- Pregnant women are advised to consume less than 200-300 milligrams of caffeine per day. This is the amount in about one or two 8-oz (250 ml) cups of coffee per day.
- Health Canada recommends kids age 12 and under consume no more than 2.5 mg/kilogram of body weight. Although weight is highly variable among children, this is approximately:
- 45 mg/day or less for kids aged 4-6 years
- 62 mg/day or less for kids aged 7-9 years
- 85 mg/day or less for kids aged 10-12 years
- Although no current guideline for teenagers exist, a guideline of 2.5 mg/kilogram of body weight is also likely a good idea.
Choosing the healthiest caffeinated beverages
If you are reaching for a caffeinated beverage or iced coffee/tea the BEST choices are those that have:
- Ingredients your grandparents would recognize as food
- Simple foods with labels that your kids can read
- No added sugar
- No artificial colors or flavors
- Are blended fresh in front of you
What goes into the healthiest iced coffee or cold brew:
- Start with milk, almond milk or coconut milk
- Add an espresso shot or cold brew coffee
- Cold brew coffee is made by grinding coffee beans coarsely and combining with cold water and letting it infuse overnight for about 12 hours and then straining. This allows a smooth flavor that is perfect for iced coffee. If making at home start with 1/4 cup of coffee beans steeped in 1 cup of water and adjust with more or less water depending on how strong you like it.
- Add ice
- Optional: Add some nutrition and natural sweetness with dates, banana, cinnamon or ginger.
- Blend and enjoy!
What goes into a healthy cold matcha tea smoothie:
- Start with unsweetened juice
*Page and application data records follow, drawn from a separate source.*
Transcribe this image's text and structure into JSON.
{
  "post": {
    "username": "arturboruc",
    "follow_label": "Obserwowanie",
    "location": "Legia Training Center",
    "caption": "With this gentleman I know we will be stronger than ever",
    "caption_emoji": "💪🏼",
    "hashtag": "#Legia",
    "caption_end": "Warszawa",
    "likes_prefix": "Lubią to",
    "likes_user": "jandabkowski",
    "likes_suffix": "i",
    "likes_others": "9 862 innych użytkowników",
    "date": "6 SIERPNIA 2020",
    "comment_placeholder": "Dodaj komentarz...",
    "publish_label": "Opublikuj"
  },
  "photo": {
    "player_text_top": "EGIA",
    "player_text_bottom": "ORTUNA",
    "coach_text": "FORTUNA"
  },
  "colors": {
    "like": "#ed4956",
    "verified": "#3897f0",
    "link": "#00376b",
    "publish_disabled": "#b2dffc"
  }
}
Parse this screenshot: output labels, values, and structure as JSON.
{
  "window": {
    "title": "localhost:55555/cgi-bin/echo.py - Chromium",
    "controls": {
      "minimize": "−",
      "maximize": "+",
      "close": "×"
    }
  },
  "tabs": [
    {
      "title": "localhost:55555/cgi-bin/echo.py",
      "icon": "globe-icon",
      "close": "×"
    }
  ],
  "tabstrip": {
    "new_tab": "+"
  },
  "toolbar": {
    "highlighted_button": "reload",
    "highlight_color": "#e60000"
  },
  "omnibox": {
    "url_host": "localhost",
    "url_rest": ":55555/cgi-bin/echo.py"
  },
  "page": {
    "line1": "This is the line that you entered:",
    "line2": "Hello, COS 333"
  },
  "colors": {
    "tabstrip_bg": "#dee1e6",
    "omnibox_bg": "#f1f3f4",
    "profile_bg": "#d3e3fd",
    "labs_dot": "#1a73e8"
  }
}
- Add fresh or frozen unsweetened whole fruit such as berries, peaches, dragonfruit, pineapple or apple.
- Add some greens such as spinach, kale or fresh mint
- Add pure unsweetened matcha green tea powder
- Add ice
- Blend and enjoy!
If you don’t want to make one at home or are need a healthy energizing beverage on the run try the new line of Cold Brew Smoothies and Matcha Green Tea smoothies at Jugo Juice. You can count on the same simple ingredients and no added sugar just like you made it at home.
About Andrea Holwegner
CEO, Registered Dietitian, Counseling Practice Director & Professional Speaker
Andrea the «Chocoholic Nutritionist» is founder and CEO of Health Stand Nutrition Consulting Inc. since 2000. She is an online nutrition course creator, professional speaker and regular guest in the media. Andrea is the recipient of an award by the Dietitians of Canada: The Speaking of Food & Healthy Living Award for Excellence in Consumer Education....Read more